* **PROBLEM DESCRIPTION**
Print every line of the data word for word.

* **ENTRIES SHOWN**
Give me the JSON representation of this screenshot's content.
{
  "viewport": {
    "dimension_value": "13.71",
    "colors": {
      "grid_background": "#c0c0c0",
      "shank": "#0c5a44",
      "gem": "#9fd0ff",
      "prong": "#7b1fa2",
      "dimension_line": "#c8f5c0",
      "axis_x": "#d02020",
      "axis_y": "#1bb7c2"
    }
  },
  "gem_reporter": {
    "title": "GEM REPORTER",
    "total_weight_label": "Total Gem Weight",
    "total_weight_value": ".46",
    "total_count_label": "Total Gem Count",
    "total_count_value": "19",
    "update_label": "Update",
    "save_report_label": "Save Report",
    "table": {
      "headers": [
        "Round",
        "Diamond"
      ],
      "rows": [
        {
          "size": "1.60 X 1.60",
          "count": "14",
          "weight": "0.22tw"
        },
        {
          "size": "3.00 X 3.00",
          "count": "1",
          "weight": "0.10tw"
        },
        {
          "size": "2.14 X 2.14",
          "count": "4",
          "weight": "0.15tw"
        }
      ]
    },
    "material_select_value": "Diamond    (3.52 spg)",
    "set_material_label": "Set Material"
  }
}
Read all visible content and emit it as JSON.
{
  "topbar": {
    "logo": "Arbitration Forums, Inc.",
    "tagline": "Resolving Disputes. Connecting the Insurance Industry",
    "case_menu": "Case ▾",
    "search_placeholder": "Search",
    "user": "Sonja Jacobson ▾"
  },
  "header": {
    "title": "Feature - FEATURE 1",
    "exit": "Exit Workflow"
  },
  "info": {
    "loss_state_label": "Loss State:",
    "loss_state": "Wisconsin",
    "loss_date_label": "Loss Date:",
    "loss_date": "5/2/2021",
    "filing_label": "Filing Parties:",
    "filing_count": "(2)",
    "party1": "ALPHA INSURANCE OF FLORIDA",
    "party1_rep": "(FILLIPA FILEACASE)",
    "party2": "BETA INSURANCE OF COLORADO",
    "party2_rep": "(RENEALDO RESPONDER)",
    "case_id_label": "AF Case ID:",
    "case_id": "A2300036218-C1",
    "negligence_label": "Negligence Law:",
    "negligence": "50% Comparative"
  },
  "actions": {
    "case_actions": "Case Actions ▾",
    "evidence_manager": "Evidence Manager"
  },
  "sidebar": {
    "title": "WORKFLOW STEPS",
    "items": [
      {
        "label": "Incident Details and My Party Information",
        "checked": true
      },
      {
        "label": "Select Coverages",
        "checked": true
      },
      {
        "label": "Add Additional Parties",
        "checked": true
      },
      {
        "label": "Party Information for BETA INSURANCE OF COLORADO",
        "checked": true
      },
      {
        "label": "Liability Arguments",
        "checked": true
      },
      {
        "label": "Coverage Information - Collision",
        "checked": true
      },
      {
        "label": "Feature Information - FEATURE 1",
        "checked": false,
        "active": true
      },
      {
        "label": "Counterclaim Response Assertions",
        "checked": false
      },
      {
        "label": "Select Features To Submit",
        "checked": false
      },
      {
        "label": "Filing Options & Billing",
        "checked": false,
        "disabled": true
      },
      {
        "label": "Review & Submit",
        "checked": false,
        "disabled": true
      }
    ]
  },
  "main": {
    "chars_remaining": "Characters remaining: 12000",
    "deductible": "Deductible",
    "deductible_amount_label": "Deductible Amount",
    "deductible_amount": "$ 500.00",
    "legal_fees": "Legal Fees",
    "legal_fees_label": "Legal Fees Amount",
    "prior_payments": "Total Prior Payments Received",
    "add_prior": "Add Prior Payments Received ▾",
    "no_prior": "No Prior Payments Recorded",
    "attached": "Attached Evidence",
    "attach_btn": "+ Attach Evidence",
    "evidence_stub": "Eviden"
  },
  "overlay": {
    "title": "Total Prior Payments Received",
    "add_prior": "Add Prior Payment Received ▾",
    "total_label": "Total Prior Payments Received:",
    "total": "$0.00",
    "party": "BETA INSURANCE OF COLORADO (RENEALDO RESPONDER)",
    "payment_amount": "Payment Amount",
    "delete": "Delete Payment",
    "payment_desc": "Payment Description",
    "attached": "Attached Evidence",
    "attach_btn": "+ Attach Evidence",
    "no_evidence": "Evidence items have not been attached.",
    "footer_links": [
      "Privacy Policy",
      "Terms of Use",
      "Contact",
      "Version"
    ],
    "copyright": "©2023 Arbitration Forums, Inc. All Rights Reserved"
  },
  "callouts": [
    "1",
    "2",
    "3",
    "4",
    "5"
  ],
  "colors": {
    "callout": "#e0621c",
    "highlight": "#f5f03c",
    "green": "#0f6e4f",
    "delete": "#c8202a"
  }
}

* **RESPONSE TO THE EXERCISE**
Give me the JSON representation of this screenshot's content.
{
  "viewport": {
    "dimension_value": "13.71",
    "colors": {
      "grid_background": "#c0c0c0",
      "shank": "#0c5a44",
      "gem": "#9fd0ff",
      "prong": "#7b1fa2",
      "dimension_line": "#c8f5c0",
      "axis_x": "#d02020",
      "axis_y": "#1bb7c2"
    }
  },
  "gem_reporter": {
    "title": "GEM REPORTER",
    "total_weight_label": "Total Gem Weight",
    "total_weight_value": ".46",
    "total_count_label": "Total Gem Count",
    "total_count_value": "19",
    "update_label": "Update",
    "save_report_label": "Save Report",
    "table": {
      "headers": [
        "Round",
        "Diamond"
      ],
      "rows": [
        {
          "size": "1.60 X 1.60",
          "count": "14",
          "weight": "0.22tw"
        },
        {
          "size": "3.00 X 3.00",
          "count": "1",
          "weight": "0.10tw"
        },
        {
          "size": "2.14 X 2.14",
          "count": "4",
          "weight": "0.15tw"
        }
      ]
    },
    "material_select_value": "Diamond    (3.52 spg)",
    "set_material_label": "Set Material"
  }
}
Read all visible content and emit it as JSON.
{
  "topbar": {
    "logo": "Arbitration Forums, Inc.",
    "tagline": "Resolving Disputes. Connecting the Insurance Industry",
    "case_menu": "Case ▾",
    "search_placeholder": "Search",
    "user": "Sonja Jacobson ▾"
  },
  "header": {
    "title": "Feature - FEATURE 1",
    "exit": "Exit Workflow"
  },
  "info": {
    "loss_state_label": "Loss State:",
    "loss_state": "Wisconsin",
    "loss_date_label": "Loss Date:",
    "loss_date": "5/2/2021",
    "filing_label": "Filing Parties:",
    "filing_count": "(2)",
    "party1": "ALPHA INSURANCE OF FLORIDA",
    "party1_rep": "(FILLIPA FILEACASE)",
    "party2": "BETA INSURANCE OF COLORADO",
    "party2_rep": "(RENEALDO RESPONDER)",
    "case_id_label": "AF Case ID:",
    "case_id": "A2300036218-C1",
    "negligence_label": "Negligence Law:",
    "negligence": "50% Comparative"
  },
  "actions": {
    "case_actions": "Case Actions ▾",
    "evidence_manager": "Evidence Manager"
  },
  "sidebar": {
    "title": "WORKFLOW STEPS",
    "items": [
      {
        "label": "Incident Details and My Party Information",
        "checked": true
      },
      {
        "label": "Select Coverages",
        "checked": true
      },
      {
        "label": "Add Additional Parties",
        "checked": true
      },
      {
        "label": "Party Information for BETA INSURANCE OF COLORADO",
        "checked": true
      },
      {
        "label": "Liability Arguments",
        "checked": true
      },
      {
        "label": "Coverage Information - Collision",
        "checked": true
      },
      {
        "label": "Feature Information - FEATURE 1",
        "checked": false,
        "active": true
      },
      {
        "label": "Counterclaim Response Assertions",
        "checked": false
      },
      {
        "label": "Select Features To Submit",
        "checked": false
      },
      {
        "label": "Filing Options & Billing",
        "checked": false,
        "disabled": true
      },
      {
        "label": "Review & Submit",
        "checked": false,
        "disabled": true
      }
    ]
  },
  "main": {
    "chars_remaining": "Characters remaining: 12000",
    "deductible": "Deductible",
    "deductible_amount_label": "Deductible Amount",
    "deductible_amount": "$ 500.00",
    "legal_fees": "Legal Fees",
    "legal_fees_label": "Legal Fees Amount",
    "prior_payments": "Total Prior Payments Received",
    "add_prior": "Add Prior Payments Received ▾",
    "no_prior": "No Prior Payments Recorded",
    "attached": "Attached Evidence",
    "attach_btn": "+ Attach Evidence",
    "evidence_stub": "Eviden"
  },
  "overlay": {
    "title": "Total Prior Payments Received",
    "add_prior": "Add Prior Payment Received ▾",
    "total_label": "Total Prior Payments Received:",
    "total": "$0.00",
    "party": "BETA INSURANCE OF COLORADO (RENEALDO RESPONDER)",
    "payment_amount": "Payment Amount",
    "delete": "Delete Payment",
    "payment_desc": "Payment Description",
    "attached": "Attached Evidence",
    "attach_btn": "+ Attach Evidence",
    "no_evidence": "Evidence items have not been attached.",
    "footer_links": [
      "Privacy Policy",
      "Terms of Use",
      "Contact",
      "Version"
    ],
    "copyright": "©2023 Arbitration Forums, Inc. All Rights Reserved"
  },
  "callouts": [
    "1",
    "2",
    "3",
    "4",
    "5"
  ],
  "colors": {
    "callout": "#e0621c",
    "highlight": "#f5f03c",
    "green": "#0f6e4f",
    "delete": "#c8202a"
  }
}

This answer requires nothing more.